(Dataset rows describing interfaces)
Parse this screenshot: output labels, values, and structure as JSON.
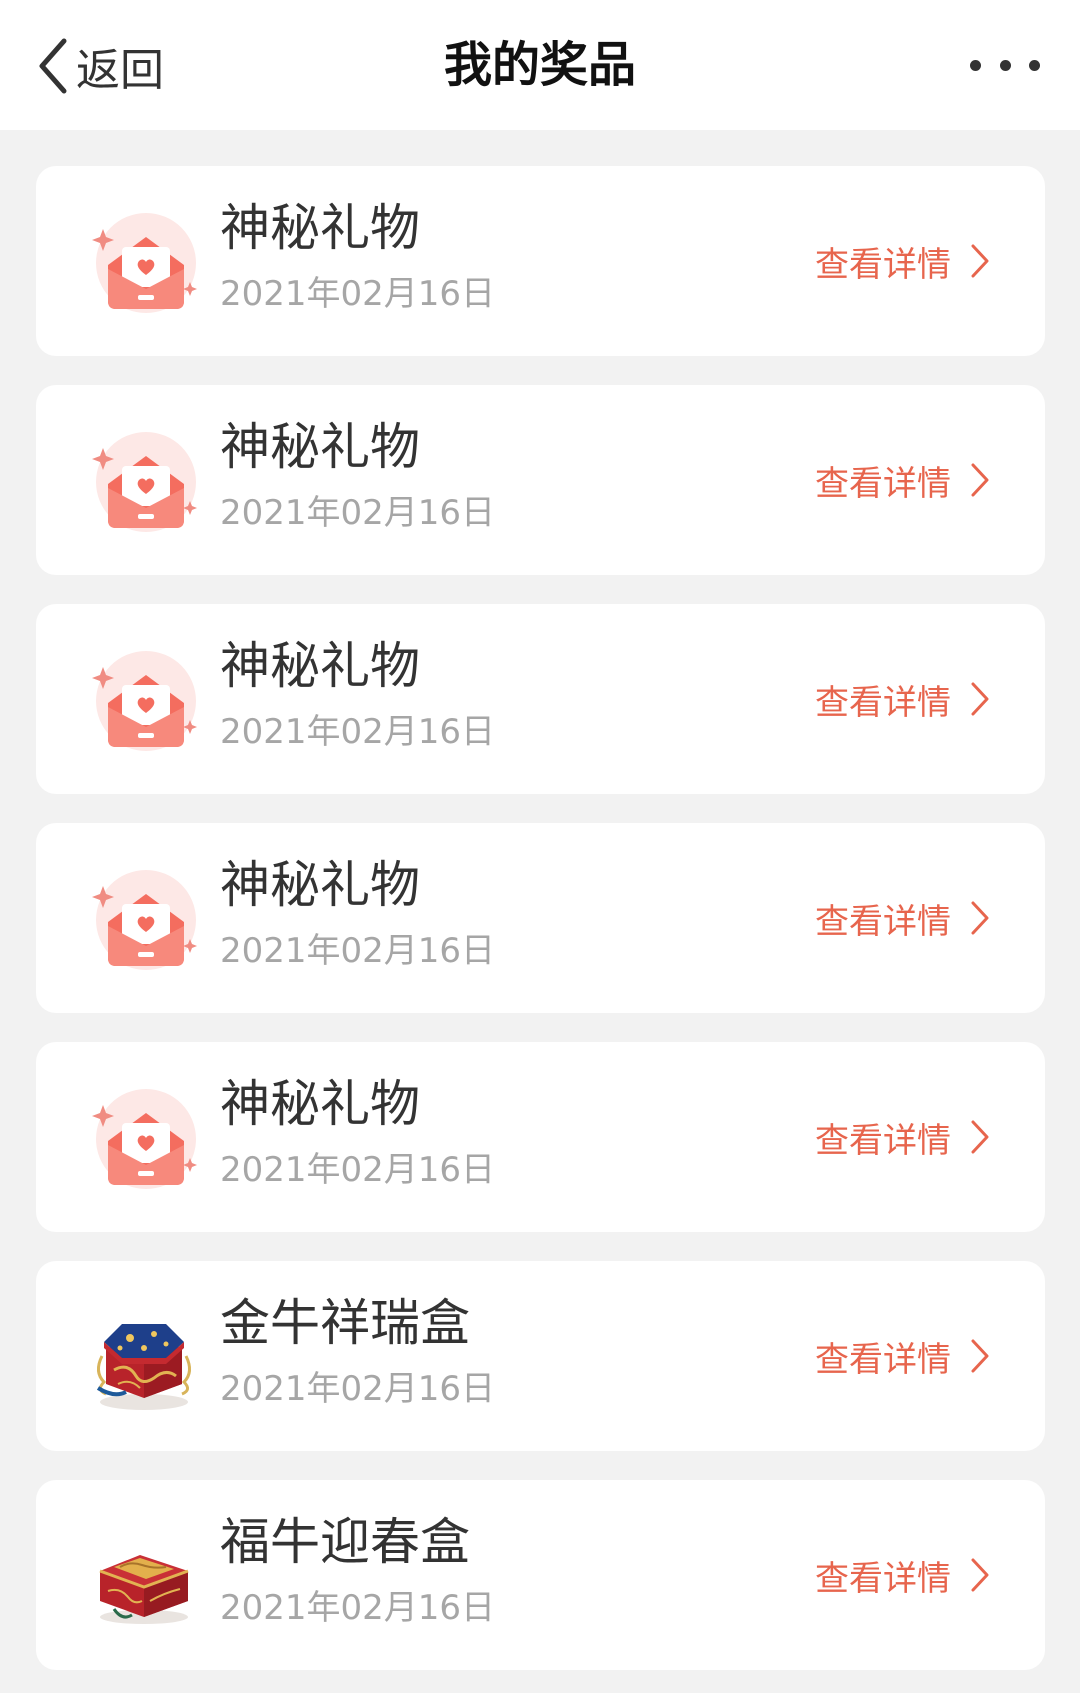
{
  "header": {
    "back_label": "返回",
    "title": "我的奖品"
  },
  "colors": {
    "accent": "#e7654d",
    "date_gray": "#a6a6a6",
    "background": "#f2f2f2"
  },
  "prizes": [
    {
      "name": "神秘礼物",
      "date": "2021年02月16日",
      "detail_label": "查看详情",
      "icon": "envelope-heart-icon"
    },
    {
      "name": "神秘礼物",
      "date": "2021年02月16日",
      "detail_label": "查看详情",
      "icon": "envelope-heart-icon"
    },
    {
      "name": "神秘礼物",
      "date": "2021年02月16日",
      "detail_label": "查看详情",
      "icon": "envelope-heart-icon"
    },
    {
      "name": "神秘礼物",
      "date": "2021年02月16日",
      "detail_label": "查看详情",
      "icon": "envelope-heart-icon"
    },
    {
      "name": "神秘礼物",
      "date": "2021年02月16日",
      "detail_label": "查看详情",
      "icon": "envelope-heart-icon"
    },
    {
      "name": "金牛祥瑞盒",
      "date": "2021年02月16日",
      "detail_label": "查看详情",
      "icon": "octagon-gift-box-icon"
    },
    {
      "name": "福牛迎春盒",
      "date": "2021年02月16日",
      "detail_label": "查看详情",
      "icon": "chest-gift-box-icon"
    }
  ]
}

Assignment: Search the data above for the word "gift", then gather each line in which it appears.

Task output:
      "icon": "octagon-gift-box-icon"
      "icon": "chest-gift-box-icon"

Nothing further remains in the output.